Very respectfully,

H. B. BURGH,

Lieutenant-Colonel, Commanding Regiment.

[Colonel D. E. COON,

Commanding THIRD Brigade.]

Numbers 42. Report of Major Charles C. Horton, Second Iowa Cavalry.

HEADQUARTERS SECOND IOWA CAVALRY,

Collierville, Tenn., July 31, 1864.

GENERAL: I have the honor to report that in accordance with orders from brigade headquarters I left camp at Memphis, Tenn., with the effective force of the regiment, on the 23rd of June, 1864.

Marched to Grand Junction, Tenn., where I remained until the 5th of July, when I joined the brigade and moved southward toward Pontotoc, via Ripley, Miss., to join expedition under General A. J. Smith. Encountered the enemy near Ripley on the 7th of July, under Lieutenant - Colonel Forrest (First MISSISSIPPI [Sixteenth Tennessee] Cavalry), posted in a strong position on a hill covered with thick underbrush. Being in the advance I was ordered to dislodge them. The regiment was dismounted and moved to the front. After a few minutes' sharp firing I ordered the charge. This was made across an open field and up a steep hill-side. The position was carried and the enemy driven in confusion from the field, leaving 10 dead but carrying off the wounded. Our loss 4 men slightly wounded.

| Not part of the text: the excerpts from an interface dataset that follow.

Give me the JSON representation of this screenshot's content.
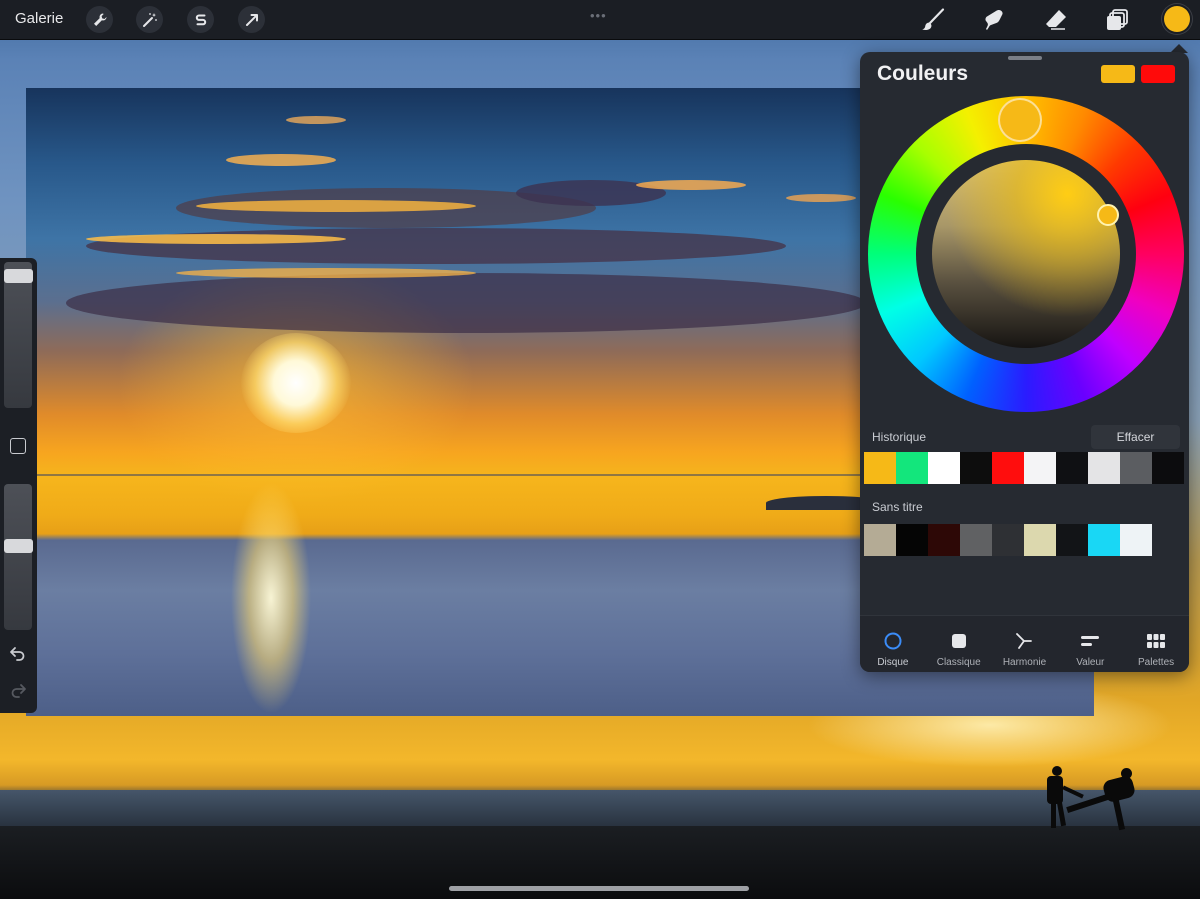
{
  "topbar": {
    "gallery_label": "Galerie",
    "left_tools": [
      {
        "icon": "wrench-icon"
      },
      {
        "icon": "magic-wand-icon"
      },
      {
        "icon": "selection-s-icon"
      },
      {
        "icon": "transform-arrow-icon"
      }
    ],
    "right_tools": [
      {
        "icon": "brush-icon"
      },
      {
        "icon": "smudge-icon"
      },
      {
        "icon": "eraser-icon"
      },
      {
        "icon": "layers-icon"
      }
    ],
    "active_color": "#f6b917"
  },
  "sidebar": {
    "brush_size_level": 0.05,
    "opacity_level": 0.42,
    "icons": [
      "modify-square-icon",
      "undo-icon",
      "redo-icon"
    ]
  },
  "colors_panel": {
    "title": "Couleurs",
    "primary_color": "#f6b917",
    "secondary_color": "#ff0a0a",
    "history": {
      "label": "Historique",
      "clear_label": "Effacer",
      "swatches": [
        "#f6b917",
        "#13e67c",
        "#ffffff",
        "#0d0d0d",
        "#ff0d0d",
        "#f4f4f6",
        "#0f1013",
        "#e4e4e6",
        "#5b5d61",
        "#0c0c0e"
      ]
    },
    "palette": {
      "label": "Sans titre",
      "swatches": [
        "#b4ab95",
        "#050505",
        "#2d0806",
        "#606163",
        "#2e3034",
        "#dcd8ae",
        "#121417",
        "#19d7f5",
        "#eef3f6",
        "#262a31"
      ]
    },
    "tabs": [
      {
        "label": "Disque",
        "icon": "disc-icon",
        "active": true
      },
      {
        "label": "Classique",
        "icon": "classic-square-icon",
        "active": false
      },
      {
        "label": "Harmonie",
        "icon": "harmony-icon",
        "active": false
      },
      {
        "label": "Valeur",
        "icon": "value-sliders-icon",
        "active": false
      },
      {
        "label": "Palettes",
        "icon": "palettes-grid-icon",
        "active": false
      }
    ]
  }
}
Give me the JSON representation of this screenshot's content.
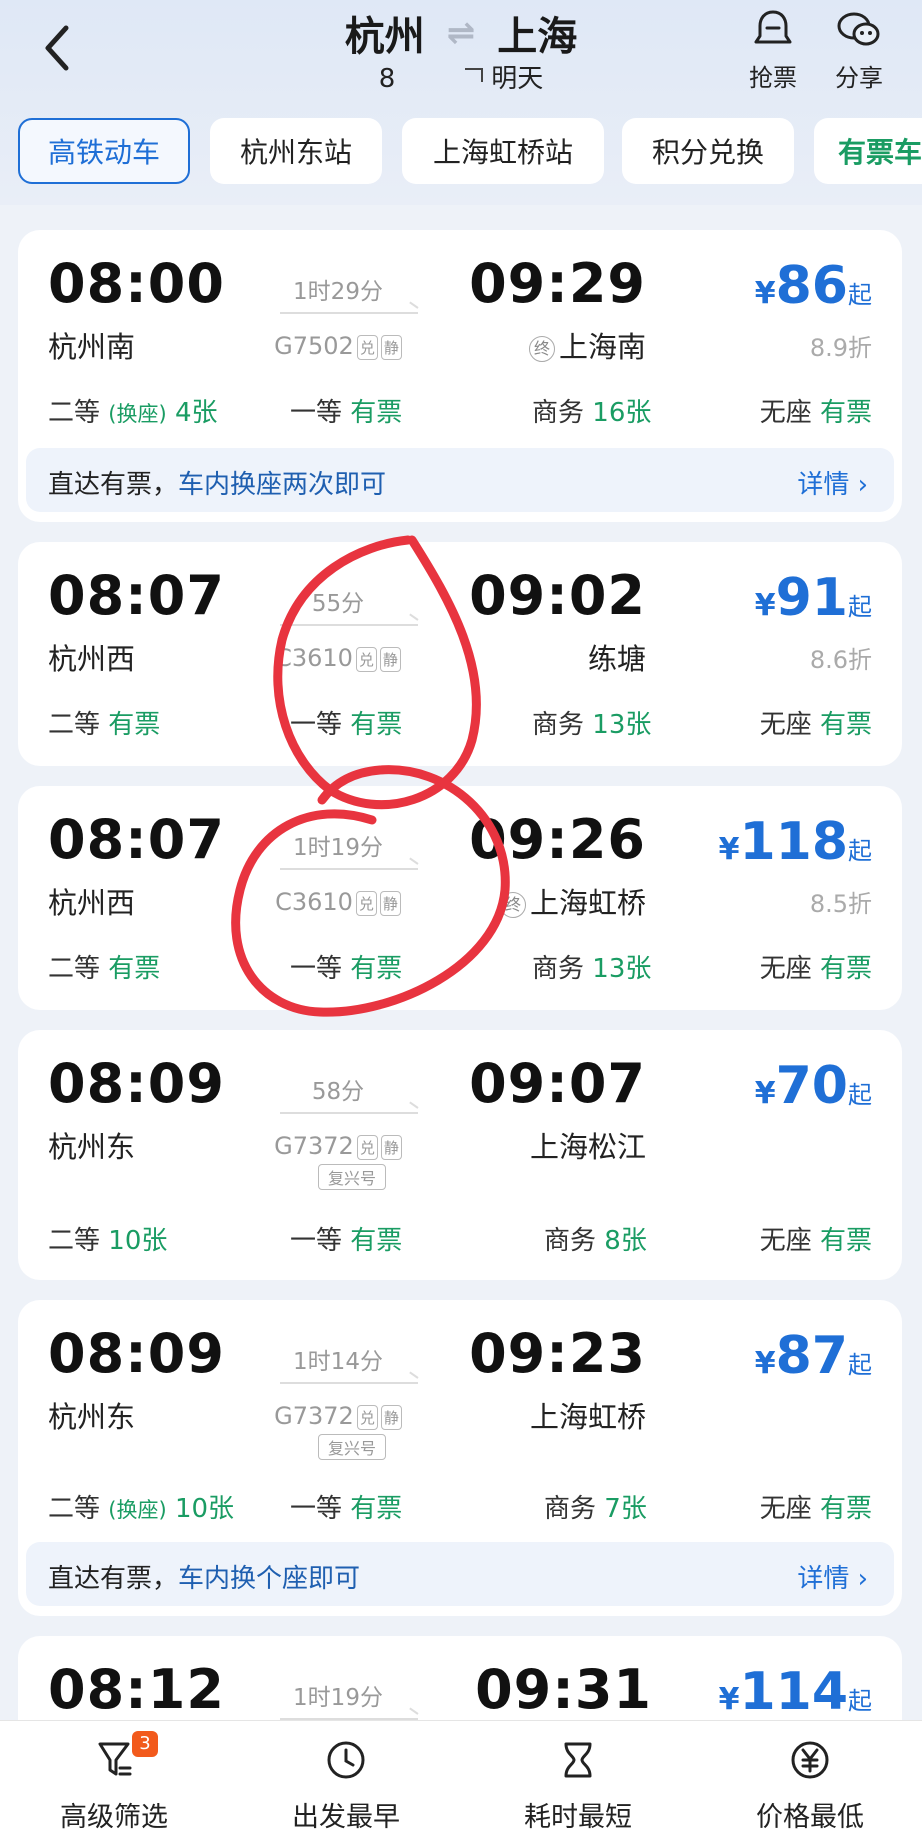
{
  "header": {
    "from": "杭州",
    "to": "上海",
    "date_month": "8",
    "date_label": "明天",
    "actions": [
      {
        "label": "抢票",
        "icon": "ticket-bell-icon"
      },
      {
        "label": "分享",
        "icon": "wechat-share-icon"
      }
    ]
  },
  "tabs": [
    "高铁动车",
    "杭州东站",
    "上海虹桥站",
    "积分兑换",
    "有票车"
  ],
  "trains": [
    {
      "dep_time": "08:00",
      "dep_station": "杭州南",
      "duration": "1时29分",
      "train_no": "G7502",
      "tags": [
        "兑",
        "静"
      ],
      "fuxing": "",
      "arr_time": "09:29",
      "arr_station": "上海南",
      "arr_terminal": "终",
      "price_yen": "¥",
      "price": "86",
      "price_suffix": "起",
      "discount": "8.9折",
      "seats": [
        {
          "cls": "二等",
          "hz": "(换座)",
          "val": "4张"
        },
        {
          "cls": "一等",
          "hz": "",
          "val": "有票"
        },
        {
          "cls": "商务",
          "hz": "",
          "val": "16张"
        },
        {
          "cls": "无座",
          "hz": "",
          "val": "有票"
        }
      ],
      "tip": {
        "prefix": "直达有票，",
        "highlight": "车内换座两次即可",
        "detail": "详情 ›"
      }
    },
    {
      "dep_time": "08:07",
      "dep_station": "杭州西",
      "duration": "55分",
      "train_no": "C3610",
      "tags": [
        "兑",
        "静"
      ],
      "fuxing": "",
      "arr_time": "09:02",
      "arr_station": "练塘",
      "arr_terminal": "",
      "price_yen": "¥",
      "price": "91",
      "price_suffix": "起",
      "discount": "8.6折",
      "seats": [
        {
          "cls": "二等",
          "hz": "",
          "val": "有票"
        },
        {
          "cls": "一等",
          "hz": "",
          "val": "有票"
        },
        {
          "cls": "商务",
          "hz": "",
          "val": "13张"
        },
        {
          "cls": "无座",
          "hz": "",
          "val": "有票"
        }
      ]
    },
    {
      "dep_time": "08:07",
      "dep_station": "杭州西",
      "duration": "1时19分",
      "train_no": "C3610",
      "tags": [
        "兑",
        "静"
      ],
      "fuxing": "",
      "arr_time": "09:26",
      "arr_station": "上海虹桥",
      "arr_terminal": "终",
      "price_yen": "¥",
      "price": "118",
      "price_suffix": "起",
      "discount": "8.5折",
      "seats": [
        {
          "cls": "二等",
          "hz": "",
          "val": "有票"
        },
        {
          "cls": "一等",
          "hz": "",
          "val": "有票"
        },
        {
          "cls": "商务",
          "hz": "",
          "val": "13张"
        },
        {
          "cls": "无座",
          "hz": "",
          "val": "有票"
        }
      ]
    },
    {
      "dep_time": "08:09",
      "dep_station": "杭州东",
      "duration": "58分",
      "train_no": "G7372",
      "tags": [
        "兑",
        "静"
      ],
      "fuxing": "复兴号",
      "arr_time": "09:07",
      "arr_station": "上海松江",
      "arr_terminal": "",
      "price_yen": "¥",
      "price": "70",
      "price_suffix": "起",
      "discount": "",
      "seats": [
        {
          "cls": "二等",
          "hz": "",
          "val": "10张"
        },
        {
          "cls": "一等",
          "hz": "",
          "val": "有票"
        },
        {
          "cls": "商务",
          "hz": "",
          "val": "8张"
        },
        {
          "cls": "无座",
          "hz": "",
          "val": "有票"
        }
      ]
    },
    {
      "dep_time": "08:09",
      "dep_station": "杭州东",
      "duration": "1时14分",
      "train_no": "G7372",
      "tags": [
        "兑",
        "静"
      ],
      "fuxing": "复兴号",
      "arr_time": "09:23",
      "arr_station": "上海虹桥",
      "arr_terminal": "",
      "price_yen": "¥",
      "price": "87",
      "price_suffix": "起",
      "discount": "",
      "seats": [
        {
          "cls": "二等",
          "hz": "(换座)",
          "val": "10张"
        },
        {
          "cls": "一等",
          "hz": "",
          "val": "有票"
        },
        {
          "cls": "商务",
          "hz": "",
          "val": "7张"
        },
        {
          "cls": "无座",
          "hz": "",
          "val": "有票"
        }
      ],
      "tip": {
        "prefix": "直达有票，",
        "highlight": "车内换个座即可",
        "detail": "详情 ›"
      }
    },
    {
      "dep_time": "08:12",
      "dep_station": "",
      "duration": "1时19分",
      "train_no": "",
      "tags": [],
      "fuxing": "",
      "arr_time": "09:31",
      "arr_station": "",
      "arr_terminal": "",
      "price_yen": "¥",
      "price": "114",
      "price_suffix": "起",
      "discount": ""
    }
  ],
  "bottom_bar": [
    {
      "label": "高级筛选",
      "icon": "filter-icon",
      "badge": "3"
    },
    {
      "label": "出发最早",
      "icon": "clock-icon"
    },
    {
      "label": "耗时最短",
      "icon": "hourglass-icon"
    },
    {
      "label": "价格最低",
      "icon": "yen-circle-icon"
    }
  ],
  "colors": {
    "accent": "#1f6fd6",
    "available": "#1a9c63",
    "annotation": "#e8343f"
  }
}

Both officers and men displayed great gallantry and vied with each other to be foremost in the charge. Captain Stiles, commanding Second Battalion, and Lieutenant Watson, Company I, were a host in themselves and deserve special mention. At Pontotoc, Miss., on the 11th of July, after slight skirmishing, Captain Bandy, with two companies (K and M), charged and drove the enemy from the town.

During the battle of Tupelo, Miss., July 14, and 15, the regiment was engaged in watching the flanks, with but slight skirmishing.

Returned to Memphis on the 22nd of July. Distance marched, 350 miles.

The superiority of the Spencer carbine as a cavalry arm was clearly demonstrated.

I am, very respectfully, your obedient servant,

CHAS. C. HORTON,

Major Second Iowa Cavalry, Commanding Regiment.

ADJUTANT-GENERAL U. S. ARMY,

Washington, D. C.